## What is being asked
I'd like the entries reproduced exactly, with all pictures omitted.

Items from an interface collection
┌──

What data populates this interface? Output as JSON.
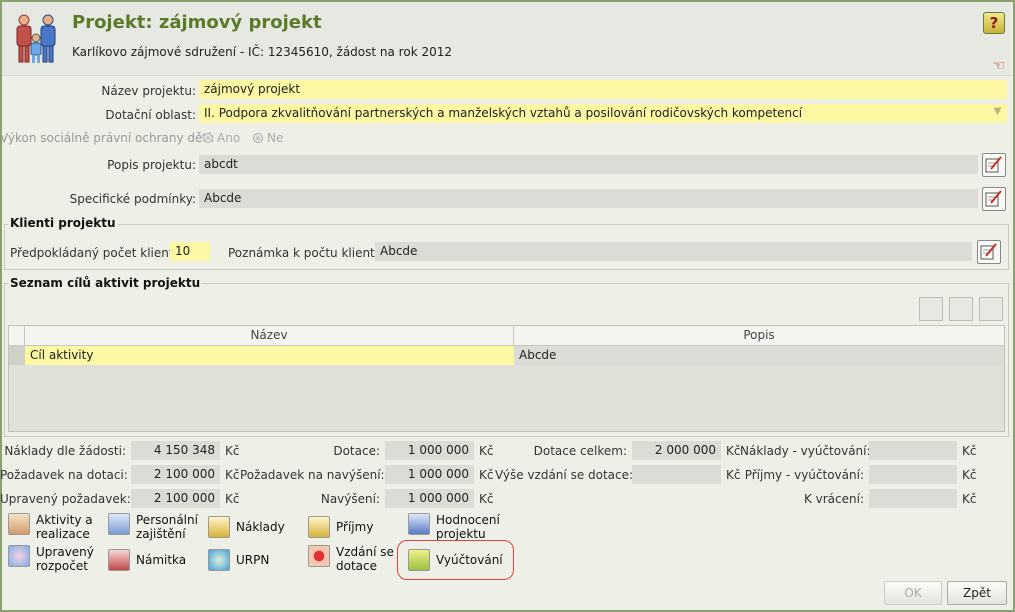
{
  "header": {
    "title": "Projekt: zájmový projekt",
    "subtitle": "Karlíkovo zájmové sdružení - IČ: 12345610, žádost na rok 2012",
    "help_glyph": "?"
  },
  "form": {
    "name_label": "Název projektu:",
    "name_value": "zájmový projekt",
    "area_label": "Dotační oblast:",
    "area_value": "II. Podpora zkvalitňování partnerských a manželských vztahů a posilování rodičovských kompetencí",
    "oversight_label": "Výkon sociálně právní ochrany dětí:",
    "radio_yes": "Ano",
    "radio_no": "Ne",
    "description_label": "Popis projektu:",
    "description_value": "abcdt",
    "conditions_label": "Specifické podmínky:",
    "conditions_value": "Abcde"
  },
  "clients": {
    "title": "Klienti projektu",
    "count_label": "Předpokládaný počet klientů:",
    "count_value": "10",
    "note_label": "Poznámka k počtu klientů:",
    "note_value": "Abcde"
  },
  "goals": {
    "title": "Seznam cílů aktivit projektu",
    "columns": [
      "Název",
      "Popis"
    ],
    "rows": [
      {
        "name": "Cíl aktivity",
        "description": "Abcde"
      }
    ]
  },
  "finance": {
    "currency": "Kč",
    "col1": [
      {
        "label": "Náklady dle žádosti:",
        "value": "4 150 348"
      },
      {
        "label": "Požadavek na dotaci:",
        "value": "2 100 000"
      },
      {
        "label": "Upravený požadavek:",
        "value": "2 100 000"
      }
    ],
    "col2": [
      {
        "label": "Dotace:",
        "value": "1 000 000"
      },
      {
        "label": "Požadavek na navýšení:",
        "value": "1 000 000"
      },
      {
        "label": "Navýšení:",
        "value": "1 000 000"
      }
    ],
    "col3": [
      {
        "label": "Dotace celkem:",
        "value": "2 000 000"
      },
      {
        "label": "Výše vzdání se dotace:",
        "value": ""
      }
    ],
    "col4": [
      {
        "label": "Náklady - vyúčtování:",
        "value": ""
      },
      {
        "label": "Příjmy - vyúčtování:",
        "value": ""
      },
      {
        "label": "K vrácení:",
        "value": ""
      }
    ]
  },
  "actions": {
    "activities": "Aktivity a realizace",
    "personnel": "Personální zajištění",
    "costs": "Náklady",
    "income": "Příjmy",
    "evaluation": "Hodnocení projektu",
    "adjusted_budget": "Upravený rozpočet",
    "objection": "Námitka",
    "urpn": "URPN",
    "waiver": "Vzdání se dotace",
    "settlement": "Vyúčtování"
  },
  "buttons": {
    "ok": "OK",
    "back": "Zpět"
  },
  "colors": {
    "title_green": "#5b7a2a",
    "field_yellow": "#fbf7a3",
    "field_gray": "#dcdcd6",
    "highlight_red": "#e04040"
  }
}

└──

## Exercise response
What data populates this interface? Output as JSON.
{
  "header": {
    "title": "Projekt: zájmový projekt",
    "subtitle": "Karlíkovo zájmové sdružení - IČ: 12345610, žádost na rok 2012",
    "help_glyph": "?"
  },
  "form": {
    "name_label": "Název projektu:",
    "name_value": "zájmový projekt",
    "area_label": "Dotační oblast:",
    "area_value": "II. Podpora zkvalitňování partnerských a manželských vztahů a posilování rodičovských kompetencí",
    "oversight_label": "Výkon sociálně právní ochrany dětí:",
    "radio_yes": "Ano",
    "radio_no": "Ne",
    "description_label": "Popis projektu:",
    "description_value": "abcdt",
    "conditions_label": "Specifické podmínky:",
    "conditions_value": "Abcde"
  },
  "clients": {
    "title": "Klienti projektu",
    "count_label": "Předpokládaný počet klientů:",
    "count_value": "10",
    "note_label": "Poznámka k počtu klientů:",
    "note_value": "Abcde"
  },
  "goals": {
    "title": "Seznam cílů aktivit projektu",
    "columns": [
      "Název",
      "Popis"
    ],
    "rows": [
      {
        "name": "Cíl aktivity",
        "description": "Abcde"
      }
    ]
  },
  "finance": {
    "currency": "Kč",
    "col1": [
      {
        "label": "Náklady dle žádosti:",
        "value": "4 150 348"
      },
      {
        "label": "Požadavek na dotaci:",
        "value": "2 100 000"
      },
      {
        "label": "Upravený požadavek:",
        "value": "2 100 000"
      }
    ],
    "col2": [
      {
        "label": "Dotace:",
        "value": "1 000 000"
      },
      {
        "label": "Požadavek na navýšení:",
        "value": "1 000 000"
      },
      {
        "label": "Navýšení:",
        "value": "1 000 000"
      }
    ],
    "col3": [
      {
        "label": "Dotace celkem:",
        "value": "2 000 000"
      },
      {
        "label": "Výše vzdání se dotace:",
        "value": ""
      }
    ],
    "col4": [
      {
        "label": "Náklady - vyúčtování:",
        "value": ""
      },
      {
        "label": "Příjmy - vyúčtování:",
        "value": ""
      },
      {
        "label": "K vrácení:",
        "value": ""
      }
    ]
  },
  "actions": {
    "activities": "Aktivity a realizace",
    "personnel": "Personální zajištění",
    "costs": "Náklady",
    "income": "Příjmy",
    "evaluation": "Hodnocení projektu",
    "adjusted_budget": "Upravený rozpočet",
    "objection": "Námitka",
    "urpn": "URPN",
    "waiver": "Vzdání se dotace",
    "settlement": "Vyúčtování"
  },
  "buttons": {
    "ok": "OK",
    "back": "Zpět"
  },
  "colors": {
    "title_green": "#5b7a2a",
    "field_yellow": "#fbf7a3",
    "field_gray": "#dcdcd6",
    "highlight_red": "#e04040"
  }
}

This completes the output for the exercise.